Detecting Touch with CapSense

I am using the CapSense library to detect in a hand is in contact with a metal coated plastic handle. Although things work generally, the detection is not robust. Sometimes I can touch the handle and is is detected every time. Other times, it fails to detect anything. I only need to detect absolute touch. I do not want to detect something close to the handle.

I have the lead to the handle configured as documented in the CapSense web page. The back side of the handle is grounded and attached to ground on the Arduino. This is not a true ground.

I am using a 1MOhm resister and at this point I don't have a capacitor to filter the input.

Right now I am using a breadboard to prototype. It seems that just lifting the bread board off the table is sufficient to get it to make the detection work.

How can I improve the detection?

Ian

oops

ijourneaux: Right now I am using a breadboard to prototype. It seems that just lifting the bread board off the table is sufficient to get it to make the detection work.

Do you mean lifting the breadboard off the table trips it, or it works more reliably off the table? If it is a metal table, that would foul up matters with a breadboard.

As far as you are concerned, the Arduino ground [u]is[/u] the "true" ground.

xitami: oops

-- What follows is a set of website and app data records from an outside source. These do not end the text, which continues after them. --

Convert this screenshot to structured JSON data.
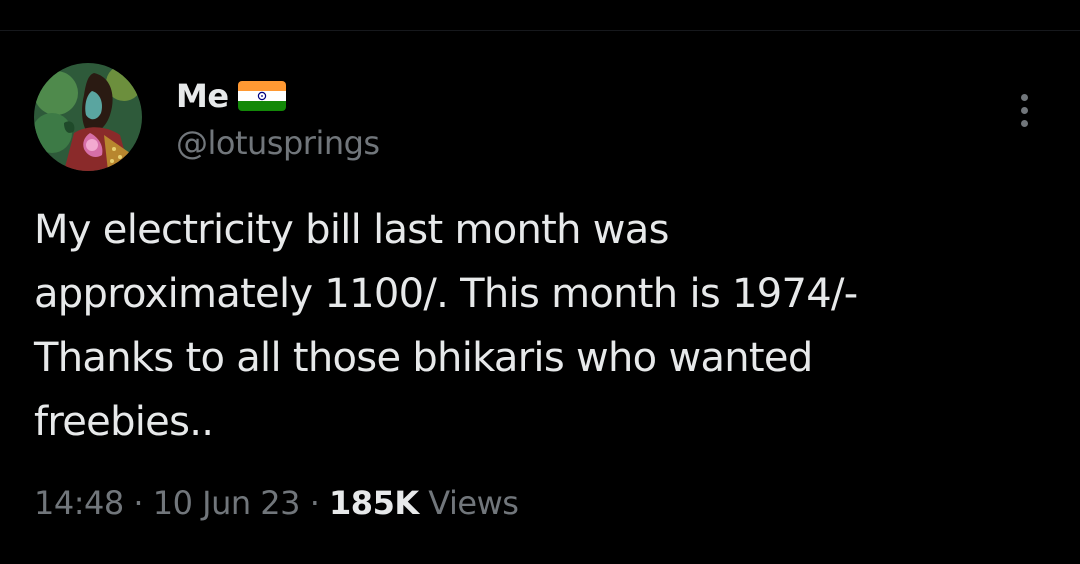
{
  "author": {
    "display_name": "Me",
    "flag_icon": "india-flag-icon",
    "handle": "@lotusprings"
  },
  "tweet": {
    "lines": [
      "My electricity bill last month was",
      "approximately 1100/. This month is 1974/-",
      "Thanks to all those bhikaris who wanted",
      "freebies.."
    ]
  },
  "meta": {
    "time": "14:48",
    "separator": "·",
    "date": "10 Jun 23",
    "views_count": "185K",
    "views_label": "Views"
  },
  "icons": {
    "more": "more-options-icon"
  },
  "colors": {
    "background": "#000000",
    "primary_text": "#e7e9ea",
    "secondary_text": "#71767b",
    "flag_saffron": "#ff9933",
    "flag_white": "#ffffff",
    "flag_green": "#138808",
    "flag_chakra": "#000080"
  }
}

You can delete your own answers. Just not whole threads.

It is possible that my breadboard has some bad connections. I tightened everything up and things got somewhat better. Unfortunately not perfect yet. I guess I am wondering if there are any design guidelines to optimize the circuit that would feed CapSense (Resistor and capacitor sizes). This will be used in a relatively high humidity environment and I need to guarantee consistent detection of when a hand is touching the handle regardless of how much of the hand is touching.

Right now, if I grip the handle with my entire hand, the detection is usually good. If I just touch the handle with a finger, the detection is less reliable.

Appreciate any guidance.

First, answer Paul__B's questions.

Sorry. As I indicated, it is possible that I had a bad connection in one of my breadboard rows. I veried all of the connections and they are now solid. I wasn't using a meta table. The device was either on my lap or on a glass top table.

My call to ccapacitveSensor is

long total =cs.capacitiveSensor(10);

That seems to producevalue sless that 20 when the handle is not being touched and value s> 150 if it is being touched. I set a theshold of 50 to determin if it is being tocuhed.

That seemed to work ok but when I transitioned to battery power had to grib the handle really hard to get the arduino to detect that it was being touched.

I have read comments that disconnecting from a computer can change the detection but how do you handle the transition.

I think the touch antenna is pretty well designed, The underside of the handle is grounded so that should improve performance.

Ian

Your lap is conductive.

Capacitive sensing is measuring the capacitance between you and the handle, and you and the ground side of the circuit.

When plugged into your computer, the Arduino is grounded to at least an entire computer, and if a desktop, the actual Earth. That is a lot of conductive surface, and so a relatively larger capacitance between it and your body. With the Arduino on battery power, there is very little metal on the ground, so very little capacitance between you and the ground/common of the circuit.

Capacitive touch screens work by measuring the capacitance between conductive transparent traces, not to ground.

What do you mean, the underside of the handle is grounded? If something is electrically connected to the handle and is grounded, then the handle is grounded.

If this is in a box, this is an excellent reason to add a shield connected to circuit ground/common.

It would be more sensitive if the handle were not insulated, because then you'd just have a resistive connection between you and the handle.

Try adding a piece of metal to the circuit ground. A piece of aluminum foil will do for testing.